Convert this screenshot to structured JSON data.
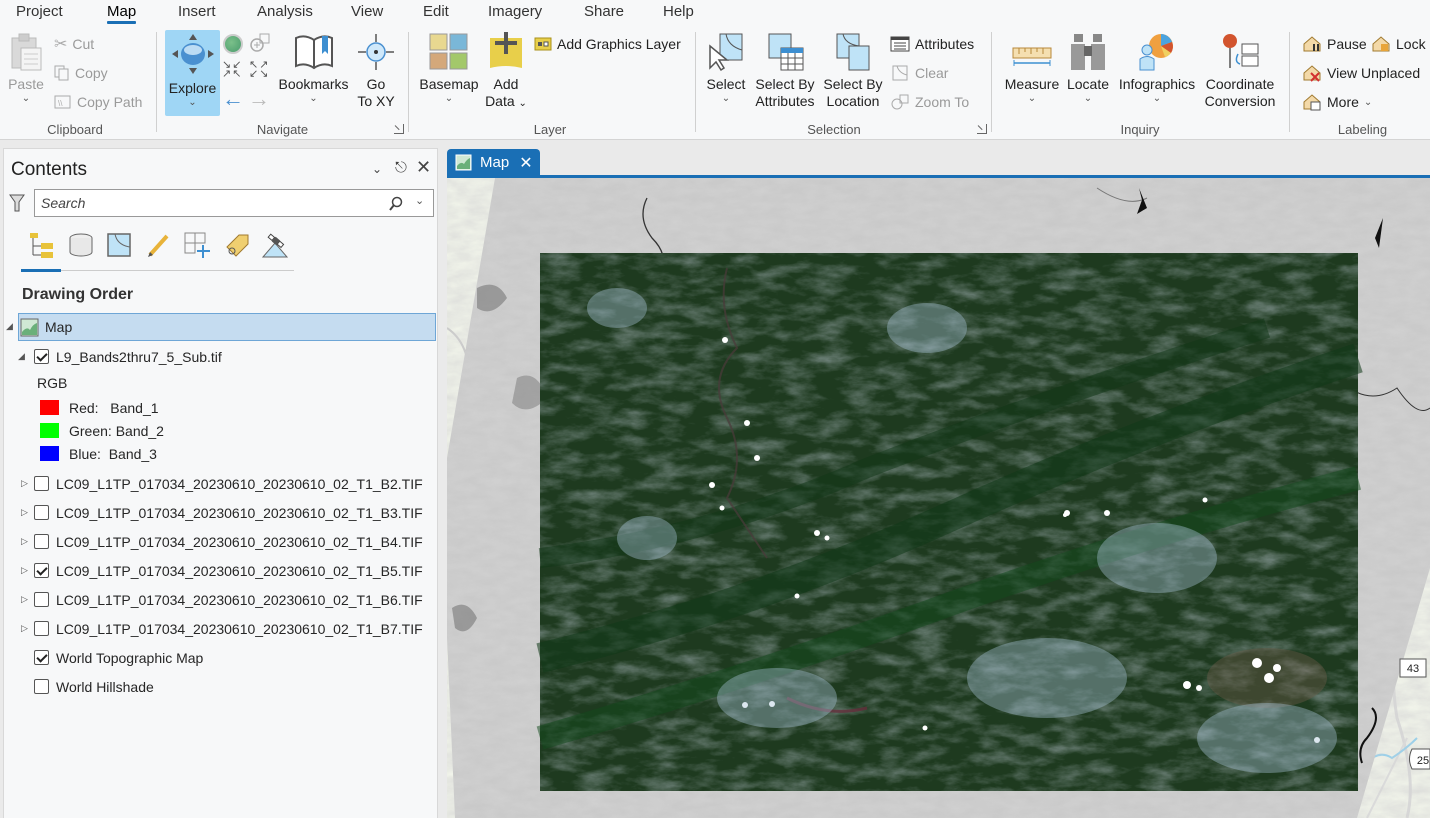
{
  "menu": {
    "tabs": [
      "Project",
      "Map",
      "Insert",
      "Analysis",
      "View",
      "Edit",
      "Imagery",
      "Share",
      "Help"
    ],
    "active_tab": "Map"
  },
  "ribbon": {
    "clipboard": {
      "label": "Clipboard",
      "paste": "Paste",
      "cut": "Cut",
      "copy": "Copy",
      "copy_path": "Copy Path"
    },
    "navigate": {
      "label": "Navigate",
      "explore": "Explore",
      "bookmarks": "Bookmarks",
      "go_to_xy_line1": "Go",
      "go_to_xy_line2": "To XY"
    },
    "layer": {
      "label": "Layer",
      "basemap": "Basemap",
      "add_data_line1": "Add",
      "add_data_line2": "Data",
      "add_graphics_layer": "Add Graphics Layer"
    },
    "selection": {
      "label": "Selection",
      "select": "Select",
      "select_by_attributes_line1": "Select By",
      "select_by_attributes_line2": "Attributes",
      "select_by_location_line1": "Select By",
      "select_by_location_line2": "Location",
      "attributes": "Attributes",
      "clear": "Clear",
      "zoom_to": "Zoom To"
    },
    "inquiry": {
      "label": "Inquiry",
      "measure": "Measure",
      "locate": "Locate",
      "infographics": "Infographics",
      "coordinate_conversion_line1": "Coordinate",
      "coordinate_conversion_line2": "Conversion"
    },
    "labeling": {
      "label": "Labeling",
      "pause": "Pause",
      "lock": "Lock",
      "view_unplaced": "View Unplaced",
      "more": "More"
    }
  },
  "contents": {
    "title": "Contents",
    "search_placeholder": "Search",
    "section_title": "Drawing Order",
    "map_node": "Map",
    "layers": [
      {
        "name": "L9_Bands2thru7_5_Sub.tif",
        "checked": true,
        "expanded": true
      },
      {
        "name": "LC09_L1TP_017034_20230610_20230610_02_T1_B2.TIF",
        "checked": false,
        "expanded": false
      },
      {
        "name": "LC09_L1TP_017034_20230610_20230610_02_T1_B3.TIF",
        "checked": false,
        "expanded": false
      },
      {
        "name": "LC09_L1TP_017034_20230610_20230610_02_T1_B4.TIF",
        "checked": false,
        "expanded": false
      },
      {
        "name": "LC09_L1TP_017034_20230610_20230610_02_T1_B5.TIF",
        "checked": true,
        "expanded": false
      },
      {
        "name": "LC09_L1TP_017034_20230610_20230610_02_T1_B6.TIF",
        "checked": false,
        "expanded": false
      },
      {
        "name": "LC09_L1TP_017034_20230610_20230610_02_T1_B7.TIF",
        "checked": false,
        "expanded": false
      },
      {
        "name": "World Topographic Map",
        "checked": true,
        "expanded": null
      },
      {
        "name": "World Hillshade",
        "checked": false,
        "expanded": null
      }
    ],
    "rgb": {
      "title": "RGB",
      "channels": [
        {
          "label": "Red:   Band_1",
          "color": "#ff0000"
        },
        {
          "label": "Green: Band_2",
          "color": "#00ff00"
        },
        {
          "label": "Blue:  Band_3",
          "color": "#0000ff"
        }
      ]
    }
  },
  "map_view": {
    "tab_label": "Map",
    "route_shields": [
      "43",
      "25"
    ],
    "accent_color": "#1a6fb5"
  }
}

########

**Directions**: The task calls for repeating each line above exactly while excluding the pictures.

**Expected output**:
Convert this screenshot to structured JSON data.
{
  "menu": {
    "tabs": [
      "Project",
      "Map",
      "Insert",
      "Analysis",
      "View",
      "Edit",
      "Imagery",
      "Share",
      "Help"
    ],
    "active_tab": "Map"
  },
  "ribbon": {
    "clipboard": {
      "label": "Clipboard",
      "paste": "Paste",
      "cut": "Cut",
      "copy": "Copy",
      "copy_path": "Copy Path"
    },
    "navigate": {
      "label": "Navigate",
      "explore": "Explore",
      "bookmarks": "Bookmarks",
      "go_to_xy_line1": "Go",
      "go_to_xy_line2": "To XY"
    },
    "layer": {
      "label": "Layer",
      "basemap": "Basemap",
      "add_data_line1": "Add",
      "add_data_line2": "Data",
      "add_graphics_layer": "Add Graphics Layer"
    },
    "selection": {
      "label": "Selection",
      "select": "Select",
      "select_by_attributes_line1": "Select By",
      "select_by_attributes_line2": "Attributes",
      "select_by_location_line1": "Select By",
      "select_by_location_line2": "Location",
      "attributes": "Attributes",
      "clear": "Clear",
      "zoom_to": "Zoom To"
    },
    "inquiry": {
      "label": "Inquiry",
      "measure": "Measure",
      "locate": "Locate",
      "infographics": "Infographics",
      "coordinate_conversion_line1": "Coordinate",
      "coordinate_conversion_line2": "Conversion"
    },
    "labeling": {
      "label": "Labeling",
      "pause": "Pause",
      "lock": "Lock",
      "view_unplaced": "View Unplaced",
      "more": "More"
    }
  },
  "contents": {
    "title": "Contents",
    "search_placeholder": "Search",
    "section_title": "Drawing Order",
    "map_node": "Map",
    "layers": [
      {
        "name": "L9_Bands2thru7_5_Sub.tif",
        "checked": true,
        "expanded": true
      },
      {
        "name": "LC09_L1TP_017034_20230610_20230610_02_T1_B2.TIF",
        "checked": false,
        "expanded": false
      },
      {
        "name": "LC09_L1TP_017034_20230610_20230610_02_T1_B3.TIF",
        "checked": false,
        "expanded": false
      },
      {
        "name": "LC09_L1TP_017034_20230610_20230610_02_T1_B4.TIF",
        "checked": false,
        "expanded": false
      },
      {
        "name": "LC09_L1TP_017034_20230610_20230610_02_T1_B5.TIF",
        "checked": true,
        "expanded": false
      },
      {
        "name": "LC09_L1TP_017034_20230610_20230610_02_T1_B6.TIF",
        "checked": false,
        "expanded": false
      },
      {
        "name": "LC09_L1TP_017034_20230610_20230610_02_T1_B7.TIF",
        "checked": false,
        "expanded": false
      },
      {
        "name": "World Topographic Map",
        "checked": true,
        "expanded": null
      },
      {
        "name": "World Hillshade",
        "checked": false,
        "expanded": null
      }
    ],
    "rgb": {
      "title": "RGB",
      "channels": [
        {
          "label": "Red:   Band_1",
          "color": "#ff0000"
        },
        {
          "label": "Green: Band_2",
          "color": "#00ff00"
        },
        {
          "label": "Blue:  Band_3",
          "color": "#0000ff"
        }
      ]
    }
  },
  "map_view": {
    "tab_label": "Map",
    "route_shields": [
      "43",
      "25"
    ],
    "accent_color": "#1a6fb5"
  }
}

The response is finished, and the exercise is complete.